**Task description**
Below is a listing. Copy each line of it that holds the word "structured".

**Provided data**
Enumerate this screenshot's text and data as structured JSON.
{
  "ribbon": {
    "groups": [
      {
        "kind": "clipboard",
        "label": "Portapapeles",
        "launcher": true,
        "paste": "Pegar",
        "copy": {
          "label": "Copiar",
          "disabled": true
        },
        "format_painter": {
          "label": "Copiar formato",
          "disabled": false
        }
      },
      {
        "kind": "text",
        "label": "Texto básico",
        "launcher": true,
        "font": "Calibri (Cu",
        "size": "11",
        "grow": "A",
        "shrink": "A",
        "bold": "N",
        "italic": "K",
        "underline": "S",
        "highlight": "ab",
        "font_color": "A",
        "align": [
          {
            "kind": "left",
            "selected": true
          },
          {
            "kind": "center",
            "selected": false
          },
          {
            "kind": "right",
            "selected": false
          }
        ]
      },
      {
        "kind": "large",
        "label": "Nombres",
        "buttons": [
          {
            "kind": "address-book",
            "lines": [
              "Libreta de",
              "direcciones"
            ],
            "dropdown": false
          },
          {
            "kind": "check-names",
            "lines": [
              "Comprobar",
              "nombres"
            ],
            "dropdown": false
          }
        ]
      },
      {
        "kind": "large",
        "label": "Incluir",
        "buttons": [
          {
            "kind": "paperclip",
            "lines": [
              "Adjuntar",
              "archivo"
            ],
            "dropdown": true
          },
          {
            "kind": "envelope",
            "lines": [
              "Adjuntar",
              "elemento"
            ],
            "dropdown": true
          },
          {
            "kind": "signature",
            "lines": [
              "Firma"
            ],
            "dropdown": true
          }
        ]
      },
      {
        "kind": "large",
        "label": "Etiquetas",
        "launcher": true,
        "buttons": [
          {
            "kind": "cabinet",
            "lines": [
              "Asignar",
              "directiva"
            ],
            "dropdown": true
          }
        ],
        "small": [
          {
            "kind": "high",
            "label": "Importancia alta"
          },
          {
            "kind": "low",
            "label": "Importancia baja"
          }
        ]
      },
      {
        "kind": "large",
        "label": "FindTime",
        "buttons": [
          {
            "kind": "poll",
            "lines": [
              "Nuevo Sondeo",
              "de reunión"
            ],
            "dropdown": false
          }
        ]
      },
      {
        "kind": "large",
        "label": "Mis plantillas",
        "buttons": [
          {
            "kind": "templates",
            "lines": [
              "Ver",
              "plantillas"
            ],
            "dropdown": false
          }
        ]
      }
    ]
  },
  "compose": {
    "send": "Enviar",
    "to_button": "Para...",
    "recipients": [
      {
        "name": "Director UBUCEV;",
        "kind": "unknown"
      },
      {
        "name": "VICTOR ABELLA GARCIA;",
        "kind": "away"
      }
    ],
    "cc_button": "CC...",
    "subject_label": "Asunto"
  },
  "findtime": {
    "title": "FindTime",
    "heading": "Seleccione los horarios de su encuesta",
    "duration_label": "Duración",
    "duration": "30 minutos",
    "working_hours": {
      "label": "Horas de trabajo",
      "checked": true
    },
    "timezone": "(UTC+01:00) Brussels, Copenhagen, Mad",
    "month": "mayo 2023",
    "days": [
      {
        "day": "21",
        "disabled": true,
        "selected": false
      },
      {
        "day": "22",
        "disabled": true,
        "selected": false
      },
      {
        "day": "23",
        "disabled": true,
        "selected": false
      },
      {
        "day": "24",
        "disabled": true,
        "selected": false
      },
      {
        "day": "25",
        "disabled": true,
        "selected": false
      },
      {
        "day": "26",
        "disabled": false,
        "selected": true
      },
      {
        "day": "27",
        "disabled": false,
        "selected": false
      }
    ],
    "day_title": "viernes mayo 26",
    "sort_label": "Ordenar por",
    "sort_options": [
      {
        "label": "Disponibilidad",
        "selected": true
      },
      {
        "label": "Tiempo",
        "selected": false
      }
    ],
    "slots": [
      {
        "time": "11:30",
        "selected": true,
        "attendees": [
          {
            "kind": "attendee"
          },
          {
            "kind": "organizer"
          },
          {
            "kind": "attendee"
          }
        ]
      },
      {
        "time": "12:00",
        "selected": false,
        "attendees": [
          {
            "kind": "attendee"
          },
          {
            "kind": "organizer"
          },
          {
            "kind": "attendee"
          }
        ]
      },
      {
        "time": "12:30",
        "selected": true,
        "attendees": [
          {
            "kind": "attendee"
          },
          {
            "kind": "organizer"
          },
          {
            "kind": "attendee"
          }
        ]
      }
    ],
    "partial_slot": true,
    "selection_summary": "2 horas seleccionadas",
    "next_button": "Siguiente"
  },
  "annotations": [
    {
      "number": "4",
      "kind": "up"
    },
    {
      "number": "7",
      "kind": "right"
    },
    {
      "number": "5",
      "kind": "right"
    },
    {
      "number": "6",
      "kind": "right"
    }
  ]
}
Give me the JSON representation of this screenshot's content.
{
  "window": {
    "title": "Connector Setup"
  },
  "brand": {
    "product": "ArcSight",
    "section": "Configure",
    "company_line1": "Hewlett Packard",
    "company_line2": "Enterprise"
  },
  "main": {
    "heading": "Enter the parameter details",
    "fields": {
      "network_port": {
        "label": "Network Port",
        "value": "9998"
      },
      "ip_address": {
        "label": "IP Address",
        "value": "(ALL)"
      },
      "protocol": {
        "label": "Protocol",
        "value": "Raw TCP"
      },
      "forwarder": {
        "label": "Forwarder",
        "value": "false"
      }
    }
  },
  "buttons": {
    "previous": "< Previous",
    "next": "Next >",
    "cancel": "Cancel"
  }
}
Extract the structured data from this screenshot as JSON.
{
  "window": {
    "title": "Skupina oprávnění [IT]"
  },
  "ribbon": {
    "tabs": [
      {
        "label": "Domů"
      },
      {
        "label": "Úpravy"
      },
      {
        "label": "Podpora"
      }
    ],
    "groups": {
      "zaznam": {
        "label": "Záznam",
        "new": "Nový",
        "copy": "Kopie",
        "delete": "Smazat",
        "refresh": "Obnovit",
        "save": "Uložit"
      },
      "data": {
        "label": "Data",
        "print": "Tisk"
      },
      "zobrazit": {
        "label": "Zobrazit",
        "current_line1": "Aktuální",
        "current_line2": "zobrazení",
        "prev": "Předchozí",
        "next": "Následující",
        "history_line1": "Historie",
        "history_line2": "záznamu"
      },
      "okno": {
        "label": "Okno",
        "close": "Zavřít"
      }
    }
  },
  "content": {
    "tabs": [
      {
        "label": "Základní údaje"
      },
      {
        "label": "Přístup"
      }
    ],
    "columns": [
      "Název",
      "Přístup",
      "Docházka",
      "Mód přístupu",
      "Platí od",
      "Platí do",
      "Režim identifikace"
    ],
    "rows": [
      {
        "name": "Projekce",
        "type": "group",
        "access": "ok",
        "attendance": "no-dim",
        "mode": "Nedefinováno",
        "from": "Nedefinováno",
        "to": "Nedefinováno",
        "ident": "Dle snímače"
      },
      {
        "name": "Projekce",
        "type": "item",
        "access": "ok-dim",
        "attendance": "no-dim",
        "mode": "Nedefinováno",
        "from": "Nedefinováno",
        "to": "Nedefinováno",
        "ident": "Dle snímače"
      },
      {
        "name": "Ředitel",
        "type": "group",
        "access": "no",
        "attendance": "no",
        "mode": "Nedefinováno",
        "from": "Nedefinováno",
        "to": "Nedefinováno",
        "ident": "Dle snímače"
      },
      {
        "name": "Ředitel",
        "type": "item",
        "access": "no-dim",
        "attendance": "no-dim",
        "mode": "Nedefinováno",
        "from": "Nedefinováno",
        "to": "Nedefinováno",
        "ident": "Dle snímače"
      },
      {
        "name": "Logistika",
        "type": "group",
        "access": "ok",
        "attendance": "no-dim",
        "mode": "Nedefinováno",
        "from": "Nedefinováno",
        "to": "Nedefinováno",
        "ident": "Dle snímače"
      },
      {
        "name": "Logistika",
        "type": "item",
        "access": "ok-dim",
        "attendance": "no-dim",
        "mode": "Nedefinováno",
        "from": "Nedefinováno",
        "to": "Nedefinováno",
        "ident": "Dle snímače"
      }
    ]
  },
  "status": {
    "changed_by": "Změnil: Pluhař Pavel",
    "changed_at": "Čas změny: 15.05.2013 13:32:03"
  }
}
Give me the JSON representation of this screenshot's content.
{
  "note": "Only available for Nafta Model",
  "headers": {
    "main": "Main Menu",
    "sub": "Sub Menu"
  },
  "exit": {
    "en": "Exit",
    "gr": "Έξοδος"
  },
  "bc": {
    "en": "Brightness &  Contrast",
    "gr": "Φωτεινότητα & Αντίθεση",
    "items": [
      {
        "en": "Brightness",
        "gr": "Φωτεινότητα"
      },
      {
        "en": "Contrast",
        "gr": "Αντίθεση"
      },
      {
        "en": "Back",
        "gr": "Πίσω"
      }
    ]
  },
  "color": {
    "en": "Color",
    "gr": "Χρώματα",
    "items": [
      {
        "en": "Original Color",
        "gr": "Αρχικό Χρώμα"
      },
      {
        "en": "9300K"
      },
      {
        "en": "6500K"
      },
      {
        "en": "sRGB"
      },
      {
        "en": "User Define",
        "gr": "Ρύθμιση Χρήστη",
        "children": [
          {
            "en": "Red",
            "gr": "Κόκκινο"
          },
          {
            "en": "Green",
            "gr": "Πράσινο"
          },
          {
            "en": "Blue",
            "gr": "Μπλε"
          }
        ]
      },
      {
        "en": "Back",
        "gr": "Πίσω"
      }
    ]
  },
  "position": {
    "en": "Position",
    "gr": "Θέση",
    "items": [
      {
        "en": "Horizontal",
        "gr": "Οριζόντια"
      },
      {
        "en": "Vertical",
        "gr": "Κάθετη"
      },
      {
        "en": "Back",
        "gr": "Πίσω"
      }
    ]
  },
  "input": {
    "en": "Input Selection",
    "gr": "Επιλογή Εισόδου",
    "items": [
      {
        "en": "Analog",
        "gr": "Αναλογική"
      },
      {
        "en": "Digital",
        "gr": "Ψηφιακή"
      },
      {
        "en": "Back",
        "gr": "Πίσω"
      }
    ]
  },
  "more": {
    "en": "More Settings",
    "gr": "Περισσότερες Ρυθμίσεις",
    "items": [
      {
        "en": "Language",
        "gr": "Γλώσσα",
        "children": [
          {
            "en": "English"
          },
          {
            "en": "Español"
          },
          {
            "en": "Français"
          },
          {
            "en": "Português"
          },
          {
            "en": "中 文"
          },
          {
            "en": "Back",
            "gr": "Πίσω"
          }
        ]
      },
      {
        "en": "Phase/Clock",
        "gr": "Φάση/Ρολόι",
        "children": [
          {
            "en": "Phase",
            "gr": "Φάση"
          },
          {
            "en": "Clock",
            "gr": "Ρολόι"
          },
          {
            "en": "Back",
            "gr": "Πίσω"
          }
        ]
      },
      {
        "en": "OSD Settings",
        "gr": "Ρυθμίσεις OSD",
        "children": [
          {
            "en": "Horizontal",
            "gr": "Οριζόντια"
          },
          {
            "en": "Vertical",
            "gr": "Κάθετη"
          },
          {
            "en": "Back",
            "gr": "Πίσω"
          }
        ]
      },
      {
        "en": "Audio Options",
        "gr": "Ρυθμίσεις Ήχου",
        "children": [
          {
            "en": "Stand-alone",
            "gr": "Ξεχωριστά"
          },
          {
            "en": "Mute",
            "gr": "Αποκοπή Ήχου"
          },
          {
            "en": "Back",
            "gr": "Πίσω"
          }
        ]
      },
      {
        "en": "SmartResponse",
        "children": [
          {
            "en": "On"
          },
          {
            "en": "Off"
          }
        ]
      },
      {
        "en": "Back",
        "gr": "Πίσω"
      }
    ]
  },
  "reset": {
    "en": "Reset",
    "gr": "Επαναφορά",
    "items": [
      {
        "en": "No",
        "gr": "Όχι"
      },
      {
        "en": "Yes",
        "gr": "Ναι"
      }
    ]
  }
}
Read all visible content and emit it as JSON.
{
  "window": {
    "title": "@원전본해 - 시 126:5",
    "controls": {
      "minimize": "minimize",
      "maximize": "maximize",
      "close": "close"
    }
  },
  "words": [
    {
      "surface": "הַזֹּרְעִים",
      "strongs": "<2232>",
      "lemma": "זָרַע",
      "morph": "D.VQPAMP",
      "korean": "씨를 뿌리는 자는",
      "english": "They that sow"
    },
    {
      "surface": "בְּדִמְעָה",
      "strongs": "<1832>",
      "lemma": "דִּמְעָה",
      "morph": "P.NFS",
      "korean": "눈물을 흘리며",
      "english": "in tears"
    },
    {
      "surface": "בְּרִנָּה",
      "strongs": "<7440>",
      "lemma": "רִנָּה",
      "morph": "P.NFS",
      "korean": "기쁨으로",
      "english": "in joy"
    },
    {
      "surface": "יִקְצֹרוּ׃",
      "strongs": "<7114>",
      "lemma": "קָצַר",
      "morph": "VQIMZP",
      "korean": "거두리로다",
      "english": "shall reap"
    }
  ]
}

**Written solution**
Enumerate this screenshot's text and data as structured JSON.
Extract the structured data from this screenshot as JSON.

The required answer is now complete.